There are no words to describe how I feel as I write this obituary for my precious mother, Martha R.
Raleigh. My heart is sad, but at peace for her, because I know she is where she has always wanted to be.
Today, she isn’t feeling pain and suffering. She will never have to take another pain pill.
Mother was born on March 13, 1919 in Perry County, Kentucky to Elizabeth Couch and Morris Stidham.
Her birth certificate states that her father was a farmer and her mother a housewife. On December 27, 2003
at 7:15 p.m., mother passed away at the Baptist Hospital East. She had not been well for many years. She
was 84 years old.
She is preceded in death by her loving husband, William Harold Raleigh; her parents; two sisters, Mime
Noble and Eve Whitaker; and two brothers, Robert and John Stidham.
On March 14, 1936, one day after her seventeenth birthday, she married William Harold Raleigh, her
husband for 61 years. Together they had four children all of whom she leaves behind to mourn her death.
They are William Kyle Raleigh and his wife, Flo, of Finchville, Mary Sue Kiser and her husband, William Harold,
of Finchville, Sherlon Worthingon and her husband, William, of Louisville, and Harold Ray Raleigh and his wife,
Rhonda, of Finchville; eight grandchildren, Pam Kiser Carbone, Steve Raleigh, Sherlon Raleigh, Mike Kiser, Tim
Kiser, Philip Ammon, Sean Raleigh and Kevin Raleigh; eight great grandchildren; two step-great-grandchildren;
and a host of nieces and nephews and many friends.
Mother had a full-time job taking care of her husband and children. She was a wonderful homemaker. I
always said when I leave home I will never wash a window again! We had to do windows every week and
always polish and wax the hardwood floors. That is when they used paste wax and the floors had to be shined
and it had to be done just right!
I remember when Dad used to read the Bible to mother. I wondered why she didn’t read it herself. I
thought she was the most intelligent woman alive, and in my eyes she was. I did not realize until I was much
older that Mom only went to the 3rd grade, but she managed to help us with our homework in the higher
grades. It used to break my heart because she was too proud to say she couldn’t read that well. When I

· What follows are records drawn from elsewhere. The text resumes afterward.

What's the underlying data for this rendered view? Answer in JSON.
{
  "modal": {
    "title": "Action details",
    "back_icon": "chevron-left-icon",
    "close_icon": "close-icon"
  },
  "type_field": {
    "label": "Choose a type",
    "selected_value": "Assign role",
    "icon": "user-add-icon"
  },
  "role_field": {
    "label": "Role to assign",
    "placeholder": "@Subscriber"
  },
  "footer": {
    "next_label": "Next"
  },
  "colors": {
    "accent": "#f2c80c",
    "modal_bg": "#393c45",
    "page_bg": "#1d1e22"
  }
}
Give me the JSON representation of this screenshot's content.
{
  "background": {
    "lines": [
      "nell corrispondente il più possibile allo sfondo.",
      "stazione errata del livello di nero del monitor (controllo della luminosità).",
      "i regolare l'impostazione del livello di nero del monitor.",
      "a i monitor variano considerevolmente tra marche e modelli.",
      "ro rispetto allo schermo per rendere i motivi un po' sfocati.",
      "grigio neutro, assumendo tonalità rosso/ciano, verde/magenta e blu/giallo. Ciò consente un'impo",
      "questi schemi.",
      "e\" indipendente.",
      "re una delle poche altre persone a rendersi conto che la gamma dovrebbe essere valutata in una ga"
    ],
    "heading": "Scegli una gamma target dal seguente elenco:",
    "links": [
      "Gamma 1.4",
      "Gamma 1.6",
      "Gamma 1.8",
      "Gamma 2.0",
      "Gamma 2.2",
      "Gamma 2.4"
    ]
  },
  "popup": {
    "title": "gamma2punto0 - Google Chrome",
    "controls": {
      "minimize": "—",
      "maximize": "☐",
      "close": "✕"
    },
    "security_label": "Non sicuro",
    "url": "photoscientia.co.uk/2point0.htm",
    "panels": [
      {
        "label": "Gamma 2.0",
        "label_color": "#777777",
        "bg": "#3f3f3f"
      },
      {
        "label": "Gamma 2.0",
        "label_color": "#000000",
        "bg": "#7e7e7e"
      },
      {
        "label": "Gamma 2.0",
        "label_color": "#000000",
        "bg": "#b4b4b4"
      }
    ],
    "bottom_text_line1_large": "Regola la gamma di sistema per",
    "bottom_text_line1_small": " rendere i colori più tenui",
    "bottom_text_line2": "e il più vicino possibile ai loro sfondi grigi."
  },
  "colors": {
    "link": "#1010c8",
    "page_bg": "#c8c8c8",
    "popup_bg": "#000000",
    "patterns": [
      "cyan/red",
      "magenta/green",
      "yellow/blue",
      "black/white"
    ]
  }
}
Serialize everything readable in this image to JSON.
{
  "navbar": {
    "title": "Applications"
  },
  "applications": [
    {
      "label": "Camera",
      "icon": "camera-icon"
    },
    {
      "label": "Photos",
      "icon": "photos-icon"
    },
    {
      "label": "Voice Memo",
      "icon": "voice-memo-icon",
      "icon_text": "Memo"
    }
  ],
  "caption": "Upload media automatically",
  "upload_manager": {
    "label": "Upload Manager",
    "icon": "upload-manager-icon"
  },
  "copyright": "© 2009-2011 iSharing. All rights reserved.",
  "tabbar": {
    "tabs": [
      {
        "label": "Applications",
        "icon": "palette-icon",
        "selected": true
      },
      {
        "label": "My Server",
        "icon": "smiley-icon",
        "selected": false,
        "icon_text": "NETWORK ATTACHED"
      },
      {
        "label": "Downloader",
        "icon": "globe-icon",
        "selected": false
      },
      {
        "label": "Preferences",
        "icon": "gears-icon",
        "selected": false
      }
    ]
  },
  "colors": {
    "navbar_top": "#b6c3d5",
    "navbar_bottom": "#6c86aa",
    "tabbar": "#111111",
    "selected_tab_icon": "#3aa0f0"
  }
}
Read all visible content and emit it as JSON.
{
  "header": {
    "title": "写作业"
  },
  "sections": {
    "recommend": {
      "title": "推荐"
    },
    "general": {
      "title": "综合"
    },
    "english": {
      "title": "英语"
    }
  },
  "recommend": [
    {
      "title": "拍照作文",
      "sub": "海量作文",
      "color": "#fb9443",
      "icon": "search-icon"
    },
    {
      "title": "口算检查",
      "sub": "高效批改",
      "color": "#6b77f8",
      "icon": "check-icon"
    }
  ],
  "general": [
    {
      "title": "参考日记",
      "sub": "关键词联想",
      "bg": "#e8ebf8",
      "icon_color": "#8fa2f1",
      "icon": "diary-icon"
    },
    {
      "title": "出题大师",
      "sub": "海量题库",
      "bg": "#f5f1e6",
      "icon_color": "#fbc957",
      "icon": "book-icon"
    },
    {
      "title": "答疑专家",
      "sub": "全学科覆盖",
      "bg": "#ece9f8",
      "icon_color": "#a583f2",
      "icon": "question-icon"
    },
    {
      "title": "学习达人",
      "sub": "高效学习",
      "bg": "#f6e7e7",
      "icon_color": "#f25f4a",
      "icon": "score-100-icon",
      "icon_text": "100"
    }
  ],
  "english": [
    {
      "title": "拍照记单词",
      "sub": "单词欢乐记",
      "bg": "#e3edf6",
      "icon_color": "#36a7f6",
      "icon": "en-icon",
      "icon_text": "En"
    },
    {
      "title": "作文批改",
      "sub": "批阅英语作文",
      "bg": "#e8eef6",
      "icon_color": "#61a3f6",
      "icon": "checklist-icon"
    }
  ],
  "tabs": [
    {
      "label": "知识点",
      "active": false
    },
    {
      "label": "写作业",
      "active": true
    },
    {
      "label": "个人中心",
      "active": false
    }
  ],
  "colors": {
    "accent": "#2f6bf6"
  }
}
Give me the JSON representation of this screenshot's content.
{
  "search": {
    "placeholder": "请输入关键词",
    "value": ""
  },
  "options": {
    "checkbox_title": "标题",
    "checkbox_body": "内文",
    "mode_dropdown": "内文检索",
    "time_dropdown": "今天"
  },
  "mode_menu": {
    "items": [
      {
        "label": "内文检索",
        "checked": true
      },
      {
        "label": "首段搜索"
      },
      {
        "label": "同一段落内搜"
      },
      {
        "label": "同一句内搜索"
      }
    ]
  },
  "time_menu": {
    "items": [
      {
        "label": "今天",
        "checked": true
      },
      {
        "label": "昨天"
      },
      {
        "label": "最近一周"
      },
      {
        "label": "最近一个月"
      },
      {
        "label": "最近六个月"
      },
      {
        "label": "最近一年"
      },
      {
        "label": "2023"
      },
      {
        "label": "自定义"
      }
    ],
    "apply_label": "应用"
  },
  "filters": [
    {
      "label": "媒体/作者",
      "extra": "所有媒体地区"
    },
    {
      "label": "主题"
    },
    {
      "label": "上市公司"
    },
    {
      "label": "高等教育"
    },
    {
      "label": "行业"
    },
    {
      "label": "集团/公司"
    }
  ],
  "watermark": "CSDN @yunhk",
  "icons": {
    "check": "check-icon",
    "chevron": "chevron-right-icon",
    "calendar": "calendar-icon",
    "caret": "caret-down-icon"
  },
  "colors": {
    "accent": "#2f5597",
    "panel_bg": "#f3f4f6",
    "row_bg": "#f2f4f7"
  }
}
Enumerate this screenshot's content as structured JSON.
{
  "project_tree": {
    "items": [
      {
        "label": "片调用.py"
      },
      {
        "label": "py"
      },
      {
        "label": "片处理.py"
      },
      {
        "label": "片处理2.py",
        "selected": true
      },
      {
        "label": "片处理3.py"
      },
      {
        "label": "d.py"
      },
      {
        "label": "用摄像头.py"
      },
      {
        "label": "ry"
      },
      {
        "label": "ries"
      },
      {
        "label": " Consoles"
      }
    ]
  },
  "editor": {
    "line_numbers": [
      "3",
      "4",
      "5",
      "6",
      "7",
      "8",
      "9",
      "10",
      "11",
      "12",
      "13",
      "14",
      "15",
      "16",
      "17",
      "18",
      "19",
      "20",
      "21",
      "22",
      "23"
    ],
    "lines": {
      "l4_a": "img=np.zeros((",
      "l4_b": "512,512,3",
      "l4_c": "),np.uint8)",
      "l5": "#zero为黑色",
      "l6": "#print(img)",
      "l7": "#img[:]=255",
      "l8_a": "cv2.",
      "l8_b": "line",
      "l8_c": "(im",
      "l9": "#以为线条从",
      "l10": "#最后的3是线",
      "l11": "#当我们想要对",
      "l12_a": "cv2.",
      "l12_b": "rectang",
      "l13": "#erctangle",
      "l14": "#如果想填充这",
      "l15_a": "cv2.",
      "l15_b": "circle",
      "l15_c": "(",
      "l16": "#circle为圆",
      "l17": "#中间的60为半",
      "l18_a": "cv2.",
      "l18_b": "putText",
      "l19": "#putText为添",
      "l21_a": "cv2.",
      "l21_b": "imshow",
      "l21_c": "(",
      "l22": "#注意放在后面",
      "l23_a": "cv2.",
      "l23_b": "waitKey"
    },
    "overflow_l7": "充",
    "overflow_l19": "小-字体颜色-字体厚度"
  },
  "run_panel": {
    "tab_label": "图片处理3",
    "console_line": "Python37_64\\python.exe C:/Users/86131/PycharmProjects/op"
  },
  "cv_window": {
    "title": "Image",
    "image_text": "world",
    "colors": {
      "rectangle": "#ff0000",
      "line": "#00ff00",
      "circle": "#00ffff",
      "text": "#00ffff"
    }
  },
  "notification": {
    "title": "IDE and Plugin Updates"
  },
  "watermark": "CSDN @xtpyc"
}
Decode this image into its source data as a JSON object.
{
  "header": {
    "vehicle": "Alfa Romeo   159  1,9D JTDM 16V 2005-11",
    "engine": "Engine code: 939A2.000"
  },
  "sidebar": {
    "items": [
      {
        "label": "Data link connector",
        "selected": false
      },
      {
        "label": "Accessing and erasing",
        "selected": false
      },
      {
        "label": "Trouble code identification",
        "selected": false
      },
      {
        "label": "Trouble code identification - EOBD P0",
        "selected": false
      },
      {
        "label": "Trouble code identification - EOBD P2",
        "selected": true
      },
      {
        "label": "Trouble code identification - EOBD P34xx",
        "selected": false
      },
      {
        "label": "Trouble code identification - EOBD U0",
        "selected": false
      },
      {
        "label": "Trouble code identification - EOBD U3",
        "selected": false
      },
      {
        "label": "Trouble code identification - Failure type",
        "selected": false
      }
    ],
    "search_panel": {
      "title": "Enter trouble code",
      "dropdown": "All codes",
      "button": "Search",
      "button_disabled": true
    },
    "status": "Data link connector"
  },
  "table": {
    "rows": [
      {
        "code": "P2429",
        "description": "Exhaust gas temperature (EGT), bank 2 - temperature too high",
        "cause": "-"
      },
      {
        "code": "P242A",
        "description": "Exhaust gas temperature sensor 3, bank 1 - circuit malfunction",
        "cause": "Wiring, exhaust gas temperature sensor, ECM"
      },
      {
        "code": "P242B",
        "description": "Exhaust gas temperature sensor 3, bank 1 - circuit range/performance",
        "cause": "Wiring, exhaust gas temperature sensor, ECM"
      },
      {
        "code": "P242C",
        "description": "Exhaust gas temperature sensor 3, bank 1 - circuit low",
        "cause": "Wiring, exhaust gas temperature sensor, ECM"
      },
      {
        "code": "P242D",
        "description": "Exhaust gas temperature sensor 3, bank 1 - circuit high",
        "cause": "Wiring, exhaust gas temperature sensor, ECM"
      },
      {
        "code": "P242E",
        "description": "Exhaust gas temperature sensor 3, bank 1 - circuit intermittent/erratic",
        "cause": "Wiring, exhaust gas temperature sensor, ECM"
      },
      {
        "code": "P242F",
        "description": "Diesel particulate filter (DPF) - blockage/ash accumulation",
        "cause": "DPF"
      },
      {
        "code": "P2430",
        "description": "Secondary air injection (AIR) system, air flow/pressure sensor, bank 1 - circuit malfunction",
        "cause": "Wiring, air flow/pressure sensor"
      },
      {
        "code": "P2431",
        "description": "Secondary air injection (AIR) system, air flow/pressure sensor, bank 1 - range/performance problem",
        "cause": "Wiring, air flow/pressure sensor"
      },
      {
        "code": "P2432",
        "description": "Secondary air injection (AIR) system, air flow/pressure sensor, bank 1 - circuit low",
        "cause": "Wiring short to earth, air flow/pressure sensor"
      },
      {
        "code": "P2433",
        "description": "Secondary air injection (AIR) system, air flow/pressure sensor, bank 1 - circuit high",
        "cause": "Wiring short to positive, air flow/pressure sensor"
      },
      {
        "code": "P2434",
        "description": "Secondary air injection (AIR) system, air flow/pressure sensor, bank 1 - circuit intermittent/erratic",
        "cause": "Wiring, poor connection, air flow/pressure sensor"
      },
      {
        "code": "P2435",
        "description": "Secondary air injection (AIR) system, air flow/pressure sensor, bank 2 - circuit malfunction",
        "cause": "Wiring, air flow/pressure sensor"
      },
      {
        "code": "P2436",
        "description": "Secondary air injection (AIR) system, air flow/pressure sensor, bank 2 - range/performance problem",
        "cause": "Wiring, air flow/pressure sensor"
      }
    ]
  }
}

would take her to have her eyes examined and the doctor would put on her new glasses and tell her to read the
smallest line she could see, I would hide behind her and tell him she could not read that well so she wouldn’t be
embarrassed. Had she had the opportunity that she afforded her children, she would have done anything. She
may not have been formally educated beyond the 3rd grade, but she certainly had a degree in life.
Mother was quite young when she joined the church, and the night she was saved was a beautiful
experience for us all. She woke up crying and it was obvious something was happening. She used to love to
tell how the Lord knelt before her and opened his arms and she asked, “Lord, does this mean I am saved?” He
nodded his head yes. She said there was a beautiful light shining around his head and she never saw his face,
but she knew who He was. It was a beautiful story and one I never tired of hearing. She was a member of the
Mt. Olivet Old Regular Baptist Church at Blackey, Kentucky where she remained a faithful member until her
death. She always talked of going back but her health did not permit it.
It gives me comfort to think that, today, Mother is sitting at the feet of her Savior, hand-in-hand with her
husband, rejoicing for they are together again.
When I was a junior in high school I had a poem published in our school newspaper and it goes as follows:
|I think my mother is precious
A gift from God above,
Without her, my life is nothing
For my life is my mother’s love.
There is no one else like my mother,
She is perfect in every way,
She is my guide, and she keeps me and helps me
As she lives from day-to-day.
I am frightened by my smallest problems,
I am lost in a world of sin,
But Mother always comforts me
And makes me feel better within.
I hear her when she is praying
Bent low upon her knees,
She utters my name in Heaven,
For guidance and for peace.
Sometimes I sit and wonder
How these miracles she performs
Could anyone but Mother
Keep me throughout these storms?
For me she would suffer,
She would swim the wildest sea,
That is why I loved her,
She’d do these things for me.
She is one of the many
No one else can take her place.
Heaven is on earth
When I look upon her smiling face.
Today, my friends, I lost the best friend I ever had and life will never be the same. I am honored to have written
this for our mother on behalf of my brothers and sister.
God Bless you, Mother. Rest in Peace.
Your loving daughter, Sherlon Worthington